┌──
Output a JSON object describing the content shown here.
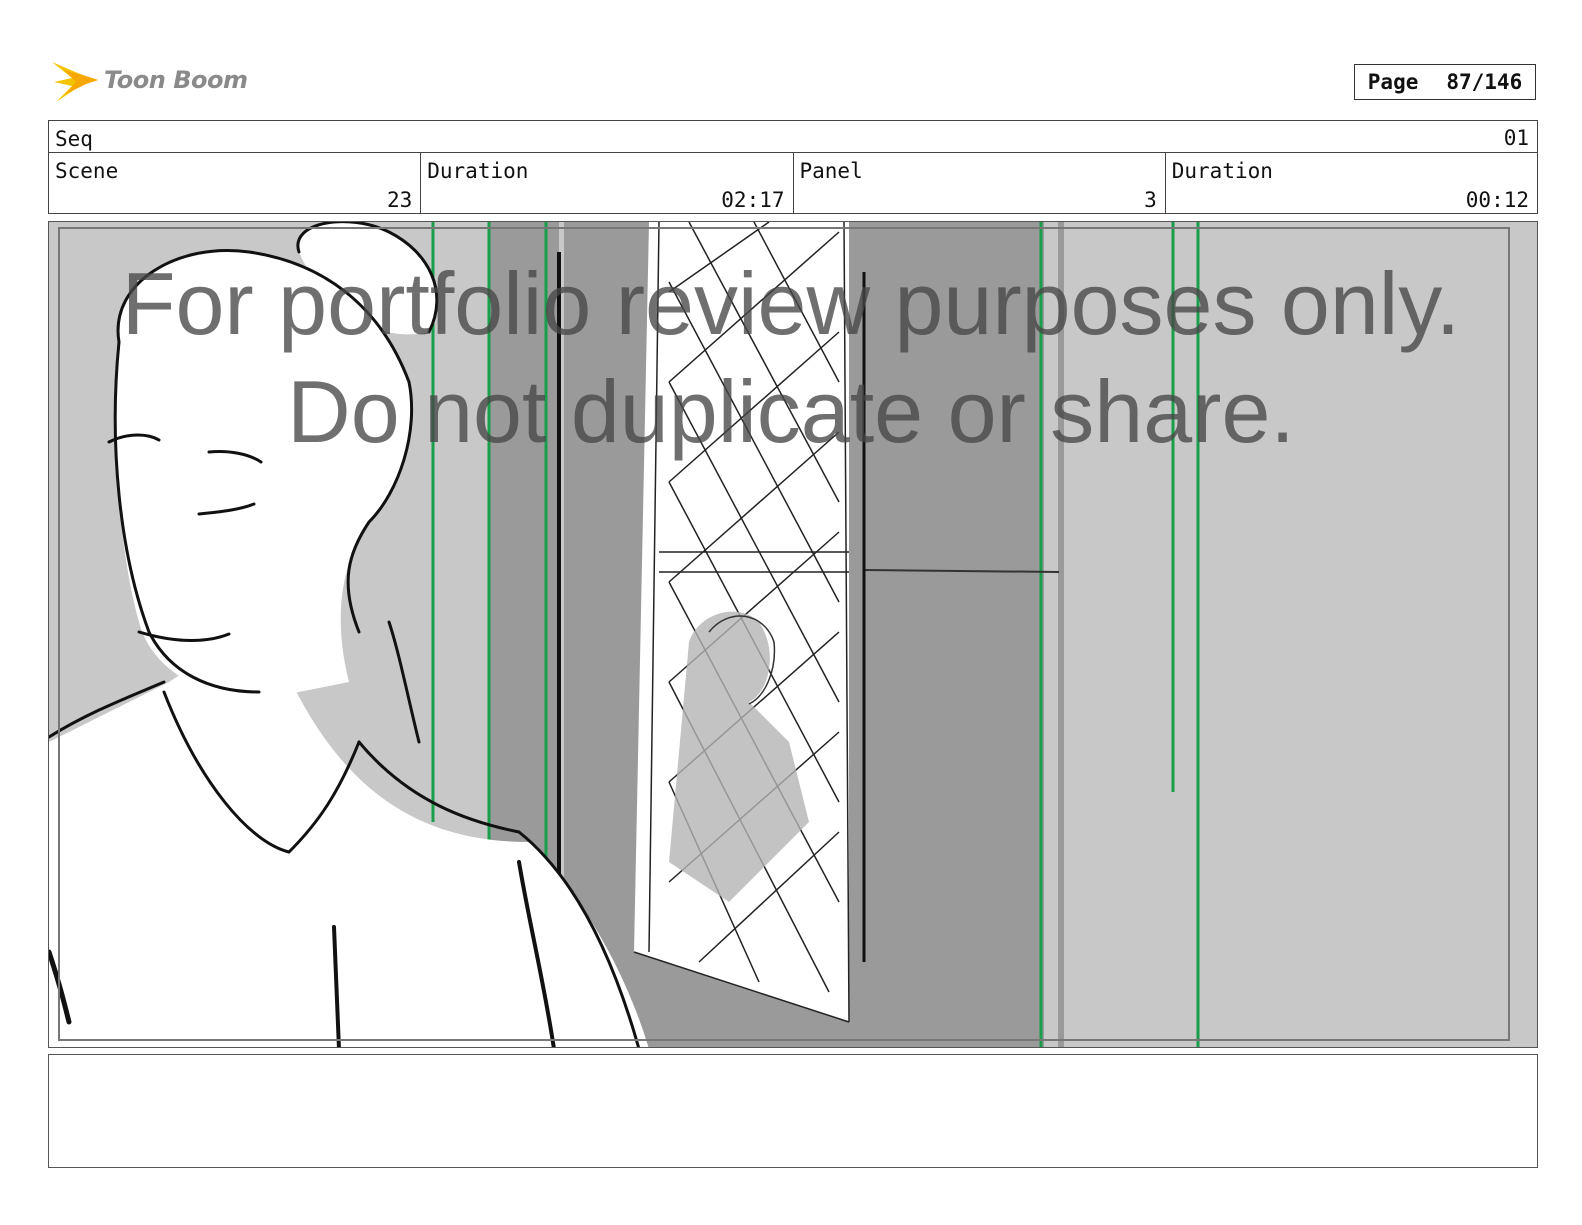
{
  "logo": {
    "brand_text": "Toon Boom",
    "icon": "toon-boom-star-icon"
  },
  "page": {
    "label": "Page",
    "number": "87/146"
  },
  "seq": {
    "label": "Seq",
    "value": "01"
  },
  "scene": {
    "label": "Scene",
    "value": "23"
  },
  "scene_duration": {
    "label": "Duration",
    "value": "02:17"
  },
  "panel": {
    "label": "Panel",
    "value": "3"
  },
  "panel_duration": {
    "label": "Duration",
    "value": "00:12"
  },
  "watermark": {
    "line1": "For portfolio review purposes only.",
    "line2": "Do not duplicate or share."
  },
  "notes": {
    "text": ""
  },
  "colors": {
    "guide_green": "#1a9e4a",
    "panel_gray": "#c8c8c8",
    "dark_gray": "#999999"
  }
}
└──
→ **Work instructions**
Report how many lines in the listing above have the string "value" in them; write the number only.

→ **Exercise response**
5